The government of Ghana is reportedly planning to scrap the 20% import duty on mobile, cellular and satellite telephone handsets, which was passed by parliament in mid-2013, BizTech Africa reports. Minister of Finance Seth Terkper stated that the new proposal, which has yet to be presented to parliament for approval, will help increase the country’s smartphone penetration, which currently stands at 15%, while also assisting the government in its policy of bridging the country’s ‘digital divide’.
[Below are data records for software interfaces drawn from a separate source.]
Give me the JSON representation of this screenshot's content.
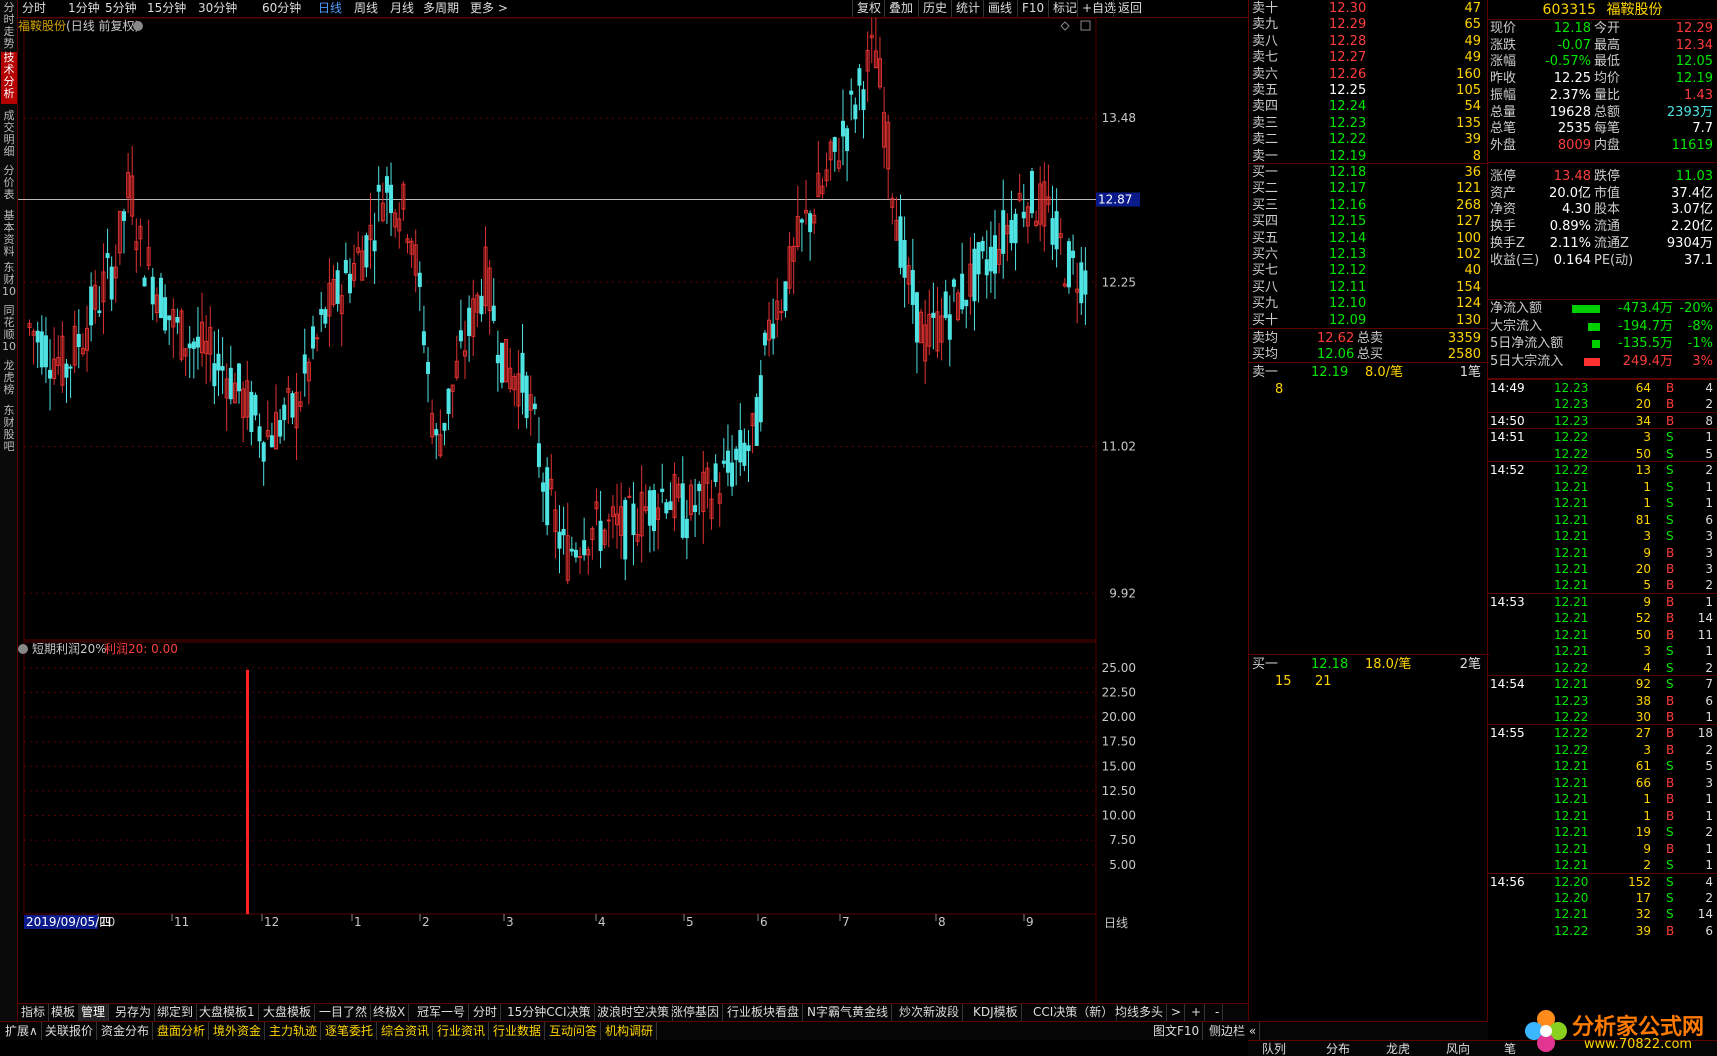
{
  "sidebar": [
    "分时走势",
    "技术分析",
    "成交明细",
    "分价表",
    "基本资料",
    "东财10",
    "同花顺10",
    "龙虎榜",
    "东财股吧"
  ],
  "periods": [
    "分时",
    "1分钟",
    "5分钟",
    "15分钟",
    "30分钟",
    "60分钟",
    "日线",
    "周线",
    "月线",
    "多周期",
    "更多 >"
  ],
  "period_active": "日线",
  "toolbar_right": [
    "复权",
    "叠加",
    "历史",
    "统计",
    "画线",
    "F10",
    "标记",
    "+自选",
    "返回"
  ],
  "stock": {
    "code": "603315",
    "name": "福鞍股份",
    "chart_title": "福鞍股份",
    "chart_title_suffix": "(日线 前复权)"
  },
  "indicator": {
    "name": "短期利润20%",
    "label": "利润20: 0.00"
  },
  "crosshair_price": "12.87",
  "date_label": "2019/09/05/四",
  "cycle_label": "日线",
  "colors": {
    "up": "#e03030",
    "down": "#4fe3e3",
    "bg": "#000000",
    "grid": "#5a0000",
    "accent": "#ffd400"
  },
  "orderbook": {
    "asks": [
      [
        "卖十",
        "12.30",
        "47"
      ],
      [
        "卖九",
        "12.29",
        "65"
      ],
      [
        "卖八",
        "12.28",
        "49"
      ],
      [
        "卖七",
        "12.27",
        "49"
      ],
      [
        "卖六",
        "12.26",
        "160"
      ],
      [
        "卖五",
        "12.25",
        "105"
      ],
      [
        "卖四",
        "12.24",
        "54"
      ],
      [
        "卖三",
        "12.23",
        "135"
      ],
      [
        "卖二",
        "12.22",
        "39"
      ],
      [
        "卖一",
        "12.19",
        "8"
      ]
    ],
    "bids": [
      [
        "买一",
        "12.18",
        "36"
      ],
      [
        "买二",
        "12.17",
        "121"
      ],
      [
        "买三",
        "12.16",
        "268"
      ],
      [
        "买四",
        "12.15",
        "127"
      ],
      [
        "买五",
        "12.14",
        "100"
      ],
      [
        "买六",
        "12.13",
        "102"
      ],
      [
        "买七",
        "12.12",
        "40"
      ],
      [
        "买八",
        "12.11",
        "154"
      ],
      [
        "买九",
        "12.10",
        "124"
      ],
      [
        "买十",
        "12.09",
        "130"
      ]
    ],
    "ask_avg_label": "卖均",
    "ask_avg": "12.62",
    "ask_total_label": "总卖",
    "ask_total": "3359",
    "bid_avg_label": "买均",
    "bid_avg": "12.06",
    "bid_total_label": "总买",
    "bid_total": "2580",
    "queue_ask": {
      "label": "卖一",
      "price": "12.19",
      "per": "8.0/笔",
      "count": "1笔",
      "orders": [
        "8"
      ]
    },
    "queue_bid": {
      "label": "买一",
      "price": "12.18",
      "per": "18.0/笔",
      "count": "2笔",
      "orders": [
        "15",
        "21"
      ]
    }
  },
  "quote": [
    [
      "现价",
      "12.18",
      "今开",
      "12.29"
    ],
    [
      "涨跌",
      "-0.07",
      "最高",
      "12.34"
    ],
    [
      "涨幅",
      "-0.57%",
      "最低",
      "12.05"
    ],
    [
      "昨收",
      "12.25",
      "均价",
      "12.19"
    ],
    [
      "振幅",
      "2.37%",
      "量比",
      "1.43"
    ],
    [
      "总量",
      "19628",
      "总额",
      "2393万"
    ],
    [
      "总笔",
      "2535",
      "每笔",
      "7.7"
    ],
    [
      "外盘",
      "8009",
      "内盘",
      "11619"
    ],
    [
      "涨停",
      "13.48",
      "跌停",
      "11.03"
    ],
    [
      "资产",
      "20.0亿",
      "市值",
      "37.4亿"
    ],
    [
      "净资",
      "4.30",
      "股本",
      "3.07亿"
    ],
    [
      "换手",
      "0.89%",
      "流通",
      "2.20亿"
    ],
    [
      "换手Z",
      "2.11%",
      "流通Z",
      "9304万"
    ],
    [
      "收益(三)",
      "0.164",
      "PE(动)",
      "37.1"
    ]
  ],
  "flows": [
    [
      "净流入额",
      "-473.4万",
      "-20%"
    ],
    [
      "大宗流入",
      "-194.7万",
      "-8%"
    ],
    [
      "5日净流入额",
      "-135.5万",
      "-1%"
    ],
    [
      "5日大宗流入",
      "249.4万",
      "3%"
    ]
  ],
  "ticks": [
    [
      "14:49",
      "12.23",
      "64",
      "B",
      "4"
    ],
    [
      "",
      "12.23",
      "20",
      "B",
      "2"
    ],
    [
      "14:50",
      "12.23",
      "34",
      "B",
      "8"
    ],
    [
      "14:51",
      "12.22",
      "3",
      "S",
      "1"
    ],
    [
      "",
      "12.22",
      "50",
      "S",
      "5"
    ],
    [
      "14:52",
      "12.22",
      "13",
      "S",
      "2"
    ],
    [
      "",
      "12.21",
      "1",
      "S",
      "1"
    ],
    [
      "",
      "12.21",
      "1",
      "S",
      "1"
    ],
    [
      "",
      "12.21",
      "81",
      "S",
      "6"
    ],
    [
      "",
      "12.21",
      "3",
      "S",
      "3"
    ],
    [
      "",
      "12.21",
      "9",
      "B",
      "3"
    ],
    [
      "",
      "12.21",
      "20",
      "B",
      "3"
    ],
    [
      "",
      "12.21",
      "5",
      "B",
      "2"
    ],
    [
      "14:53",
      "12.21",
      "9",
      "B",
      "1"
    ],
    [
      "",
      "12.21",
      "52",
      "B",
      "14"
    ],
    [
      "",
      "12.21",
      "50",
      "B",
      "11"
    ],
    [
      "",
      "12.21",
      "3",
      "S",
      "1"
    ],
    [
      "",
      "12.22",
      "4",
      "S",
      "2"
    ],
    [
      "14:54",
      "12.21",
      "92",
      "S",
      "7"
    ],
    [
      "",
      "12.23",
      "38",
      "B",
      "6"
    ],
    [
      "",
      "12.22",
      "30",
      "B",
      "1"
    ],
    [
      "14:55",
      "12.22",
      "27",
      "B",
      "18"
    ],
    [
      "",
      "12.22",
      "3",
      "B",
      "2"
    ],
    [
      "",
      "12.21",
      "61",
      "S",
      "5"
    ],
    [
      "",
      "12.21",
      "66",
      "B",
      "3"
    ],
    [
      "",
      "12.21",
      "1",
      "B",
      "1"
    ],
    [
      "",
      "12.21",
      "1",
      "B",
      "1"
    ],
    [
      "",
      "12.21",
      "19",
      "S",
      "2"
    ],
    [
      "",
      "12.21",
      "9",
      "B",
      "1"
    ],
    [
      "",
      "12.21",
      "2",
      "S",
      "1"
    ],
    [
      "14:56",
      "12.20",
      "152",
      "S",
      "4"
    ],
    [
      "",
      "12.20",
      "17",
      "S",
      "2"
    ],
    [
      "",
      "12.21",
      "32",
      "S",
      "14"
    ],
    [
      "",
      "12.22",
      "39",
      "B",
      "6"
    ]
  ],
  "bottom_tabs": [
    "指标",
    "模板",
    "管理",
    "另存为",
    "绑定到",
    "大盘模板1",
    "大盘模板",
    "一目了然",
    "终极X",
    "冠军一号",
    "分时",
    "15分钟CCI决策",
    "波浪时空决策",
    "涨停基因",
    "行业板块看盘",
    "N字霸气黄金线",
    "炒次新波段",
    "KDJ模板",
    "CCI决策（新）",
    "均线多头",
    ">",
    "+",
    "-"
  ],
  "bottom_tab_active": "管理",
  "bottom_row2": [
    "扩展∧",
    "关联报价",
    "资金分布",
    "盘面分析",
    "境外资金",
    "主力轨迹",
    "逐笔委托",
    "综合资讯",
    "行业资讯",
    "行业数据",
    "互动问答",
    "机构调研"
  ],
  "bottom_row2_right": [
    "图文F10",
    "侧边栏 «"
  ],
  "bottom_row3": [
    "队列",
    "分布",
    "龙虎",
    "风向",
    "笔"
  ],
  "watermark": {
    "brand": "分析家公式网",
    "url": "www.70822.com"
  },
  "chart_data": [
    {
      "type": "candlestick",
      "title": "福鞍股份 (日线 前复权)",
      "y_ticks": [
        "13.48",
        "12.25",
        "11.02",
        "9.92"
      ],
      "ylim": [
        9.6,
        14.2
      ],
      "x_month_labels": [
        "10",
        "11",
        "12",
        "1",
        "2",
        "3",
        "4",
        "5",
        "6",
        "7",
        "8",
        "9"
      ],
      "note": "daily candles; series approximated from visual"
    },
    {
      "type": "bar",
      "title": "短期利润20%",
      "series": [
        {
          "name": "利润20",
          "values": [
            24.8
          ]
        }
      ],
      "y_ticks": [
        "25.00",
        "22.50",
        "20.00",
        "17.50",
        "15.00",
        "12.50",
        "10.00",
        "7.50",
        "5.00"
      ],
      "ylim": [
        0,
        26
      ]
    }
  ]
}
As previously reported by TeleGeography’s CommsUpdate, the Customs and Excise Amendment Bill that re-introduced the 20% import duty was enacted in July 2013. Previously, in 2008 the government removed import duties on mobile handsets in order to encourage usage, although the Finance Committee argued that the move did not yield the projected results, since the price of handsets actually increased over the period. The new amendment bill also seeks to create a better environment for local handset manufacturers to compete in the telecoms market, in addition to raising an estimated GHS49.8 million (USD24.14 million) for the treasury’s coffers.